Word on the Street: Why should literary Charlestonians care about zines?

Margaret: The independent record store 52.5 used to carry zines, but now there’s no local place to find them. When Susan and I started planning this, zinemakers were getting in touch saying they didn't know anyone else here who made zines and they were so excited that we were going to bring folks together. Zines are such a really amazing old school media, it's a shame more people in Charleston don't know what zines are and make them—that’s the broader reason. There are tons of people whose zines I would love to read! Beyond words, zines can have drawings or collages, so they're a fantastic means of expression when you want multiple ways to express yourself. Zines can also be anonymous, so you can be the ultimate you or an alternate you. Things you wouldn't say in person or even blog about—you can put in a zine and hand out around town or send off in the mail! And a zine can be very personal, like a journal, or it could be a collection of stories, interviews, comics, poems, photos, etc.

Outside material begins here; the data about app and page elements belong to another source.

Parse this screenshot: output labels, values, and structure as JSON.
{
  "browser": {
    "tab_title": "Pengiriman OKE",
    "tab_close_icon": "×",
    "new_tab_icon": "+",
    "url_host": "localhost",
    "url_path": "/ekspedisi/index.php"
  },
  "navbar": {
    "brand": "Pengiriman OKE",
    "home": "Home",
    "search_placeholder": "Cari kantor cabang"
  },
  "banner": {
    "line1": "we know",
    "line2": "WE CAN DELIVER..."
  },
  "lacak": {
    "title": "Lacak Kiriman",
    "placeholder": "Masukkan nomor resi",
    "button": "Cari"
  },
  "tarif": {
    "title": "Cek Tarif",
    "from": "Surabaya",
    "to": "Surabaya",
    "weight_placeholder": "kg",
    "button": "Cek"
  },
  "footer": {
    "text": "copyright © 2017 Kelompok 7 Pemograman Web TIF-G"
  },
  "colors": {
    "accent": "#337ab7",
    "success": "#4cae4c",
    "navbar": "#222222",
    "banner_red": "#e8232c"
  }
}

Back to literary reasons, I think the best books introduce you to characters whom you wouldn’t be friends with in real life and you begin to empathize with them. Zines do that too—I want people to read zines about topics and they are unfamiliar with by people they don’t know, I want people’s minds to be blown by literary activism!

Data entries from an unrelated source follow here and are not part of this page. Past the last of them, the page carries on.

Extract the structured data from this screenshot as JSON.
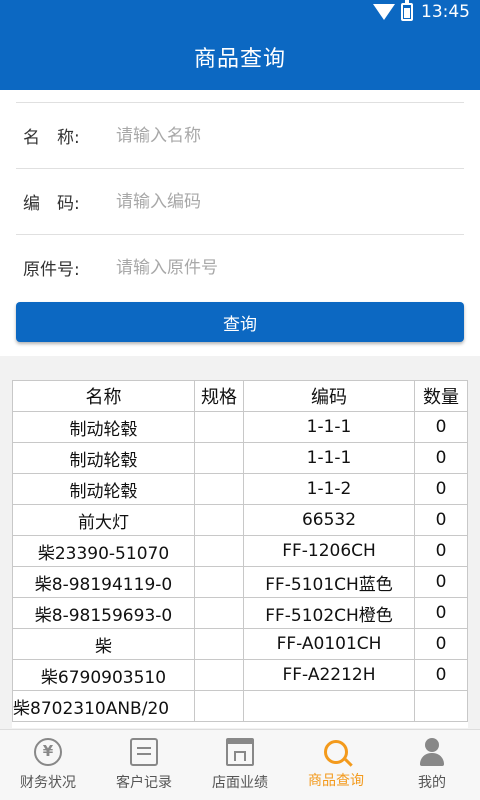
{
  "status_bar": {
    "time": "13:45"
  },
  "header": {
    "title": "商品查询"
  },
  "form": {
    "name_label": "名　称:",
    "name_placeholder": "请输入名称",
    "code_label": "编　码:",
    "code_placeholder": "请输入编码",
    "part_label": "原件号:",
    "part_placeholder": "请输入原件号",
    "query_button": "查询"
  },
  "table": {
    "headers": [
      "名称",
      "规格",
      "编码",
      "数量"
    ],
    "rows": [
      [
        "制动轮毂",
        "",
        "1-1-1",
        "0"
      ],
      [
        "制动轮毂",
        "",
        "1-1-1",
        "0"
      ],
      [
        "制动轮毂",
        "",
        "1-1-2",
        "0"
      ],
      [
        "前大灯",
        "",
        "66532",
        "0"
      ],
      [
        "柴23390-51070",
        "",
        "FF-1206CH",
        "0"
      ],
      [
        "柴8-98194119-0",
        "",
        "FF-5101CH蓝色",
        "0"
      ],
      [
        "柴8-98159693-0",
        "",
        "FF-5102CH橙色",
        "0"
      ],
      [
        "柴",
        "",
        "FF-A0101CH",
        "0"
      ],
      [
        "柴6790903510",
        "",
        "FF-A2212H",
        "0"
      ],
      [
        "柴8702310ANB/20",
        "",
        "",
        ""
      ]
    ]
  },
  "bottom_nav": {
    "items": [
      {
        "label": "财务状况",
        "icon": "money-icon",
        "active": false
      },
      {
        "label": "客户记录",
        "icon": "record-icon",
        "active": false
      },
      {
        "label": "店面业绩",
        "icon": "store-icon",
        "active": false
      },
      {
        "label": "商品查询",
        "icon": "search-icon",
        "active": true
      },
      {
        "label": "我的",
        "icon": "user-icon",
        "active": false
      }
    ],
    "active_color": "#f39a1c"
  },
  "colors": {
    "primary": "#0c68c2",
    "accent": "#f39a1c"
  }
}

WotS: What do you hope the Fest accomplishes?

MP: I hope more people get to know what zines are! That's our primary goal: to get people to start looking for zines and appreciating them, and many more people making zines. I'd love to build and support our zine community just like we do our creative community at large. I’m surprised Charleston doesn’t have a space where they are sold or even a zine library. The greatest city in the world (thanks Conde Nast!) deserves zines.

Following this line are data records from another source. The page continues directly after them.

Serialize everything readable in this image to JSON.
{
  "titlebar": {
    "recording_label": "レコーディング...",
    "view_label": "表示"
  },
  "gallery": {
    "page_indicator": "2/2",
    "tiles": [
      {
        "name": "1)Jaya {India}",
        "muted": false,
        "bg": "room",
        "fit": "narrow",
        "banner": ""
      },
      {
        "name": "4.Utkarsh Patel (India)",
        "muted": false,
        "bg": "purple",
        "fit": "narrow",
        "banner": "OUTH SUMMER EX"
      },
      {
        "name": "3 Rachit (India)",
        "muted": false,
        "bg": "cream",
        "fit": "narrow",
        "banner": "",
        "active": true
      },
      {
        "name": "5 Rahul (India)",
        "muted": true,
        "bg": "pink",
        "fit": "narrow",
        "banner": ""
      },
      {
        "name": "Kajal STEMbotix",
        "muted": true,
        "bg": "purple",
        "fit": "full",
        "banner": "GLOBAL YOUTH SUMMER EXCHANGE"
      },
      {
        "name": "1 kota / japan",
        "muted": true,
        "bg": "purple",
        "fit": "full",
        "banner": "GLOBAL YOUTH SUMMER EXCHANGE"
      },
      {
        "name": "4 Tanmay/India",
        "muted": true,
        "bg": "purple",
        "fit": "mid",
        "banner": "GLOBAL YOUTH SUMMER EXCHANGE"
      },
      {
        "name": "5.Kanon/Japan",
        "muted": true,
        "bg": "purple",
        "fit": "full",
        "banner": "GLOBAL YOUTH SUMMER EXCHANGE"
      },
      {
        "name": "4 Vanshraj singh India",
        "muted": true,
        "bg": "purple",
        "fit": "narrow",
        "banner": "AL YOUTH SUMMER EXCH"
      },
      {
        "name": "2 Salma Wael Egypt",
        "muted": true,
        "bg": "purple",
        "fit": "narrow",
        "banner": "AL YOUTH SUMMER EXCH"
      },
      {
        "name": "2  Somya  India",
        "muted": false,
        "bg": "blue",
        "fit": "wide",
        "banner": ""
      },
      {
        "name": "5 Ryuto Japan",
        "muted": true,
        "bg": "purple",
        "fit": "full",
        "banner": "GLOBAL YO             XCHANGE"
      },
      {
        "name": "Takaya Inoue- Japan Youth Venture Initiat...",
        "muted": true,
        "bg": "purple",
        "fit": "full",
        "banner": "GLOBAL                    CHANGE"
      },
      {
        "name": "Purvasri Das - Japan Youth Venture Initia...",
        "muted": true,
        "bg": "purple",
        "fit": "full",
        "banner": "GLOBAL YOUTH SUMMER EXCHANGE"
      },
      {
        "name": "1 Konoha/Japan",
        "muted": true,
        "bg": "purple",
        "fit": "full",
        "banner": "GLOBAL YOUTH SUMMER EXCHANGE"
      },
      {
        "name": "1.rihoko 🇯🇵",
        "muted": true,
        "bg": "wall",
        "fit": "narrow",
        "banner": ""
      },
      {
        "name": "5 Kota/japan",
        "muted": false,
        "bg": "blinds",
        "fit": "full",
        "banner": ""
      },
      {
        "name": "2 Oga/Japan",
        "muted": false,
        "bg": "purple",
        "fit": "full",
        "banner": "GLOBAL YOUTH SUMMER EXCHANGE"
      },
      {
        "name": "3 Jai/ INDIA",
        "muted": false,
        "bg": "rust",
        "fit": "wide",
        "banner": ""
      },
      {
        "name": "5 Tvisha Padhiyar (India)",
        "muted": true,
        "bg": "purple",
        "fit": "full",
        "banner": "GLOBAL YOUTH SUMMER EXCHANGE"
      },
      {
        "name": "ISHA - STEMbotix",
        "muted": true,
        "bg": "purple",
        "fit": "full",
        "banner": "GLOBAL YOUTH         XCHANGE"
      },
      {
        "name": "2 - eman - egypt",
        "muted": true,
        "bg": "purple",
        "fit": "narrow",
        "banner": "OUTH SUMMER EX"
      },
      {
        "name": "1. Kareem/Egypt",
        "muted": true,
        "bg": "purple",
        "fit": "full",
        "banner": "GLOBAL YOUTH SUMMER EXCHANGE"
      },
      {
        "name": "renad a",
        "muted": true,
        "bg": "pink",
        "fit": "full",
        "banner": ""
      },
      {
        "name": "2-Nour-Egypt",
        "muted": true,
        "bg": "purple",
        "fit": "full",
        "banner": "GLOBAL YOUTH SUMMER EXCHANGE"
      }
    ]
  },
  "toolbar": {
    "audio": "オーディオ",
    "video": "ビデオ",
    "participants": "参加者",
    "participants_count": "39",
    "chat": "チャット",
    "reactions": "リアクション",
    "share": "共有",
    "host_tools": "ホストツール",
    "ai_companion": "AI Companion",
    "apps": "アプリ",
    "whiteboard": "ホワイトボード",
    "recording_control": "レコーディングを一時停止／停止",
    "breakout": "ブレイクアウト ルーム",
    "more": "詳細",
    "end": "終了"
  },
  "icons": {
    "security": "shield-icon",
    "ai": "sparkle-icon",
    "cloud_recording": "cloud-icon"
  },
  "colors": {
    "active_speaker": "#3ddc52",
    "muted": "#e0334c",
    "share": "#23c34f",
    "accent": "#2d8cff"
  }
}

WotS: Does the zine trend have staying power?

MP: Absolutely! Zines are ancient, they're pre-internet and pre-Xerox. I've pointed a couple of people in the direction of the Wikipedia entry on zines, which has a pretty good background of history: Cool feminist mags Bust and Bitch (now both successfully in wide print circulation) began as zines and in a lot of ways, radical pamphlets throughout history could be compared to modern zines.


WotS: What makes you so hip, Ms. Pilarski, and how can other chicks be so cool too? 

MP: False! Other chicks should make zines! Actually Alison (Piepmeier) wrote a book called Girl Zines: Making Media and Doing Feminism, so she’s the expert on cool chicks. She’s talking at 1 p.m. on Saturday and she’ll go into the history of zines, which are “not just for hipsters,” as she puts it. She’ll also have zines on hand by real-life young gals in Charleston. At 3 p.m. we’ll have a workshop at the fest, led by adorable Crosby Jack—but all day long we’ll have markers and glue sticks and paper and magazine clippings available for you to get started on your zine. We’ll also be putting together an official Southeast Zine Fest zine with contributions from everyone, so come out and get your zine on!


Southeast Zine Fest schedule -- Saturday, Oct 20 at Redux

12 p.m. Doors open and AutoBahn will be there, so come hungry!

1 p.m. Alison Piepmeier, author of Girl Zines: Making Media & Doing Feminism will lead a discussion about the history of zines and why they rock. (Hint: they’re not just for hipsters!) And she’ll also have some cool zines by young local gals to show off.

2 p.m. Live music by Stereofly! Hang out, make some zine doodles.

3 p.m.  Zine-making demo by Crosby Jack.

4 p.m. and on! More live music! You’re free to hang, visit with zine-makers, finish creating your submission to the Southeast Zine Fest Zine or make your own entire zine.